> _ACTIVITY_
Could you please output all of the data exactly, without the images?

> _INFORMATION GIVEN_
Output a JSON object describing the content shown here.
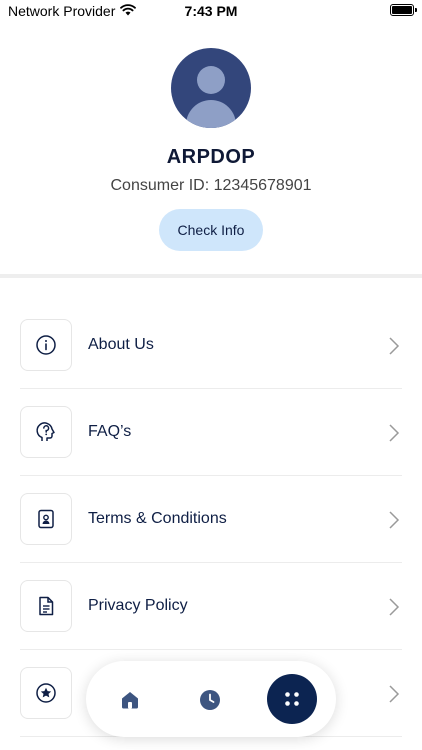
{
  "status_bar": {
    "carrier": "Network Provider",
    "time": "7:43 PM"
  },
  "profile": {
    "name": "ARPDOP",
    "consumer_id": "Consumer ID: 12345678901",
    "check_info_label": "Check Info"
  },
  "menu": {
    "items": [
      {
        "label": "About Us",
        "icon": "info-icon"
      },
      {
        "label": "FAQ’s",
        "icon": "question-head-icon"
      },
      {
        "label": "Terms & Conditions",
        "icon": "document-user-icon"
      },
      {
        "label": "Privacy Policy",
        "icon": "document-text-icon"
      },
      {
        "label": "",
        "icon": "star-circle-icon"
      }
    ]
  },
  "bottom_nav": {
    "items": [
      {
        "name": "home",
        "icon": "home-icon"
      },
      {
        "name": "history",
        "icon": "clock-icon"
      },
      {
        "name": "menu",
        "icon": "grid-dots-icon",
        "active": true
      }
    ]
  },
  "colors": {
    "primary": "#0c2451",
    "avatar_bg": "#33467b",
    "check_info_bg": "#cfe6fb",
    "text": "#0f1f45"
  }
}
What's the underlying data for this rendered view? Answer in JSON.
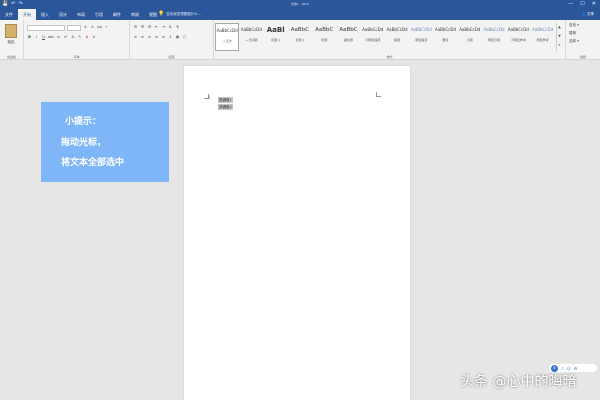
{
  "window": {
    "title": "文档1 - Word",
    "quick_access": [
      "💾",
      "↶",
      "↷"
    ],
    "controls": [
      "—",
      "☐",
      "✕"
    ]
  },
  "tabs": [
    {
      "label": "文件",
      "active": false
    },
    {
      "label": "开始",
      "active": true
    },
    {
      "label": "插入",
      "active": false
    },
    {
      "label": "设计",
      "active": false
    },
    {
      "label": "布局",
      "active": false
    },
    {
      "label": "引用",
      "active": false
    },
    {
      "label": "邮件",
      "active": false
    },
    {
      "label": "审阅",
      "active": false
    },
    {
      "label": "视图",
      "active": false
    }
  ],
  "tell_me": "告诉我您想要做什么...",
  "share_label": "共享",
  "ribbon": {
    "clipboard_label": "剪贴板",
    "paste_label": "粘贴",
    "font_label": "字体",
    "paragraph_label": "段落",
    "styles_label": "样式",
    "editing_label": "编辑",
    "styles": [
      {
        "sample": "AaBbCcDd",
        "name": "→ 正文",
        "size": "normal",
        "selected": true
      },
      {
        "sample": "AaBbCcDd",
        "name": "→ 无间隔",
        "size": "normal",
        "selected": false
      },
      {
        "sample": "AaBl",
        "name": "标题 1",
        "size": "big",
        "selected": false
      },
      {
        "sample": "AaBbC",
        "name": "标题 2",
        "size": "mid",
        "selected": false
      },
      {
        "sample": "AaBbC",
        "name": "标题",
        "size": "mid",
        "selected": false
      },
      {
        "sample": "AaBbC",
        "name": "副标题",
        "size": "mid",
        "selected": false
      },
      {
        "sample": "AaBbCcDd",
        "name": "不明显强调",
        "size": "normal",
        "selected": false
      },
      {
        "sample": "AaBbCcDd",
        "name": "强调",
        "size": "normal",
        "selected": false
      },
      {
        "sample": "AaBbCcDd",
        "name": "明显强调",
        "size": "light",
        "selected": false
      },
      {
        "sample": "AaBbCcDd",
        "name": "要点",
        "size": "normal",
        "selected": false
      },
      {
        "sample": "AaBbCcDd",
        "name": "引用",
        "size": "normal",
        "selected": false
      },
      {
        "sample": "AaBbCcDd",
        "name": "明显引用",
        "size": "light",
        "selected": false
      },
      {
        "sample": "AaBbCcDd",
        "name": "不明显参考",
        "size": "normal",
        "selected": false
      },
      {
        "sample": "AaBbCcDd",
        "name": "明显参考",
        "size": "light",
        "selected": false
      }
    ],
    "editing": {
      "find": "查找 ▾",
      "replace": "替换",
      "select": "选择 ▾"
    }
  },
  "document": {
    "selected_lines": [
      "按键盘1",
      "按键盘2"
    ]
  },
  "tip": {
    "line1": "小提示：",
    "line2": "拖动光标，",
    "line3": "将文本全部选中"
  },
  "assist": {
    "badge": "中",
    "items": [
      "♪",
      "☺",
      "⚙"
    ]
  },
  "watermark": "头条 @心中的晦暗",
  "colors": {
    "accent": "#2b579a",
    "tip_bg": "#7fb6f7"
  }
}
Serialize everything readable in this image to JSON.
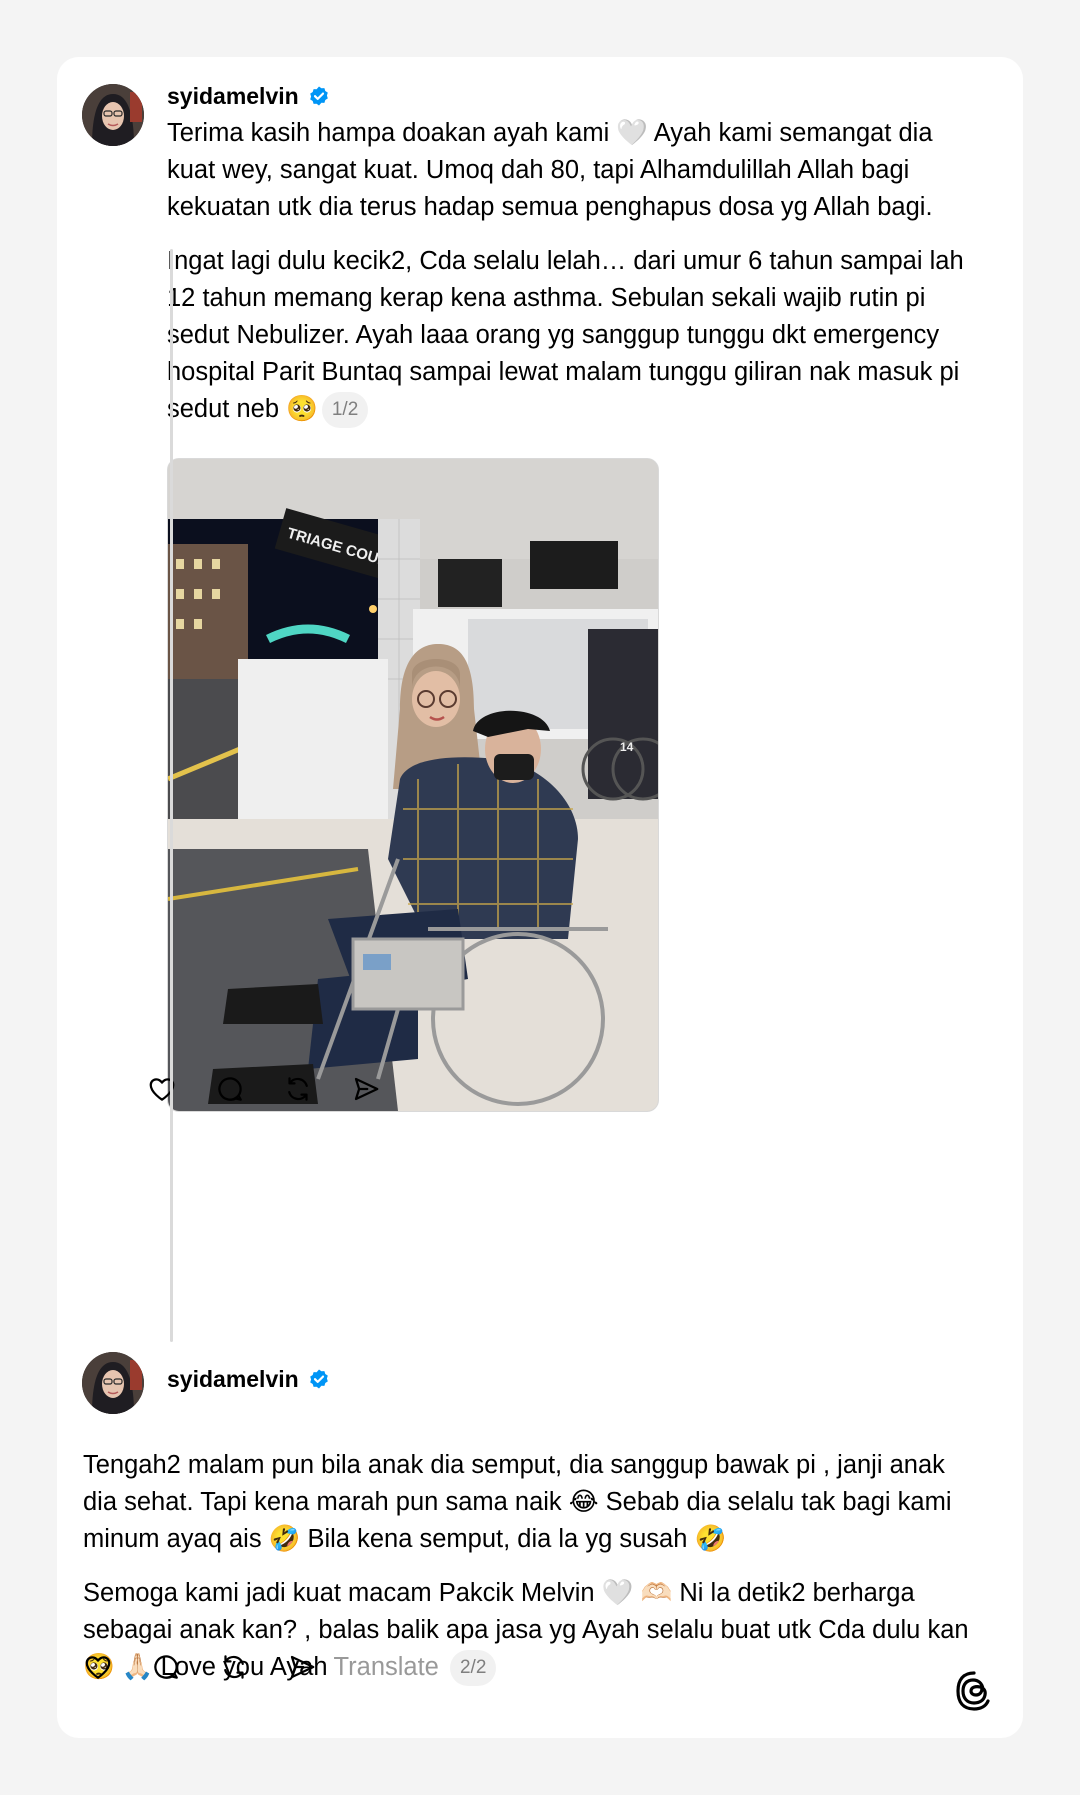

> _OUTPUT OF THE EXERCISE_
Output a JSON object describing the content shown here.
{
  "status_bar": {
    "carrier": "Network Provider",
    "time": "7:43 PM"
  },
  "profile": {
    "name": "ARPDOP",
    "consumer_id": "Consumer ID: 12345678901",
    "check_info_label": "Check Info"
  },
  "menu": {
    "items": [
      {
        "label": "About Us",
        "icon": "info-icon"
      },
      {
        "label": "FAQ’s",
        "icon": "question-head-icon"
      },
      {
        "label": "Terms & Conditions",
        "icon": "document-user-icon"
      },
      {
        "label": "Privacy Policy",
        "icon": "document-text-icon"
      },
      {
        "label": "",
        "icon": "star-circle-icon"
      }
    ]
  },
  "bottom_nav": {
    "items": [
      {
        "name": "home",
        "icon": "home-icon"
      },
      {
        "name": "history",
        "icon": "clock-icon"
      },
      {
        "name": "menu",
        "icon": "grid-dots-icon",
        "active": true
      }
    ]
  },
  "colors": {
    "primary": "#0c2451",
    "avatar_bg": "#33467b",
    "check_info_bg": "#cfe6fb",
    "text": "#0f1f45"
  }
}
What's the underlying data for this rendered view? Answer in JSON.
{
  "window": {
    "title": "文档1 - Word",
    "quick_access": [
      "💾",
      "↶",
      "↷"
    ],
    "controls": [
      "—",
      "☐",
      "✕"
    ]
  },
  "tabs": [
    {
      "label": "文件",
      "active": false
    },
    {
      "label": "开始",
      "active": true
    },
    {
      "label": "插入",
      "active": false
    },
    {
      "label": "设计",
      "active": false
    },
    {
      "label": "布局",
      "active": false
    },
    {
      "label": "引用",
      "active": false
    },
    {
      "label": "邮件",
      "active": false
    },
    {
      "label": "审阅",
      "active": false
    },
    {
      "label": "视图",
      "active": false
    }
  ],
  "tell_me": "告诉我您想要做什么...",
  "share_label": "共享",
  "ribbon": {
    "clipboard_label": "剪贴板",
    "paste_label": "粘贴",
    "font_label": "字体",
    "paragraph_label": "段落",
    "styles_label": "样式",
    "editing_label": "编辑",
    "styles": [
      {
        "sample": "AaBbCcDd",
        "name": "→ 正文",
        "size": "normal",
        "selected": true
      },
      {
        "sample": "AaBbCcDd",
        "name": "→ 无间隔",
        "size": "normal",
        "selected": false
      },
      {
        "sample": "AaBl",
        "name": "标题 1",
        "size": "big",
        "selected": false
      },
      {
        "sample": "AaBbC",
        "name": "标题 2",
        "size": "mid",
        "selected": false
      },
      {
        "sample": "AaBbC",
        "name": "标题",
        "size": "mid",
        "selected": false
      },
      {
        "sample": "AaBbC",
        "name": "副标题",
        "size": "mid",
        "selected": false
      },
      {
        "sample": "AaBbCcDd",
        "name": "不明显强调",
        "size": "normal",
        "selected": false
      },
      {
        "sample": "AaBbCcDd",
        "name": "强调",
        "size": "normal",
        "selected": false
      },
      {
        "sample": "AaBbCcDd",
        "name": "明显强调",
        "size": "light",
        "selected": false
      },
      {
        "sample": "AaBbCcDd",
        "name": "要点",
        "size": "normal",
        "selected": false
      },
      {
        "sample": "AaBbCcDd",
        "name": "引用",
        "size": "normal",
        "selected": false
      },
      {
        "sample": "AaBbCcDd",
        "name": "明显引用",
        "size": "light",
        "selected": false
      },
      {
        "sample": "AaBbCcDd",
        "name": "不明显参考",
        "size": "normal",
        "selected": false
      },
      {
        "sample": "AaBbCcDd",
        "name": "明显参考",
        "size": "light",
        "selected": false
      }
    ],
    "editing": {
      "find": "查找 ▾",
      "replace": "替换",
      "select": "选择 ▾"
    }
  },
  "document": {
    "selected_lines": [
      "按键盘1",
      "按键盘2"
    ]
  },
  "tip": {
    "line1": "小提示：",
    "line2": "拖动光标，",
    "line3": "将文本全部选中"
  },
  "assist": {
    "badge": "中",
    "items": [
      "♪",
      "☺",
      "⚙"
    ]
  },
  "watermark": "头条 @心中的晦暗",
  "colors": {
    "accent": "#2b579a",
    "tip_bg": "#7fb6f7"
  }
}
Serialize everything readable in this image to JSON.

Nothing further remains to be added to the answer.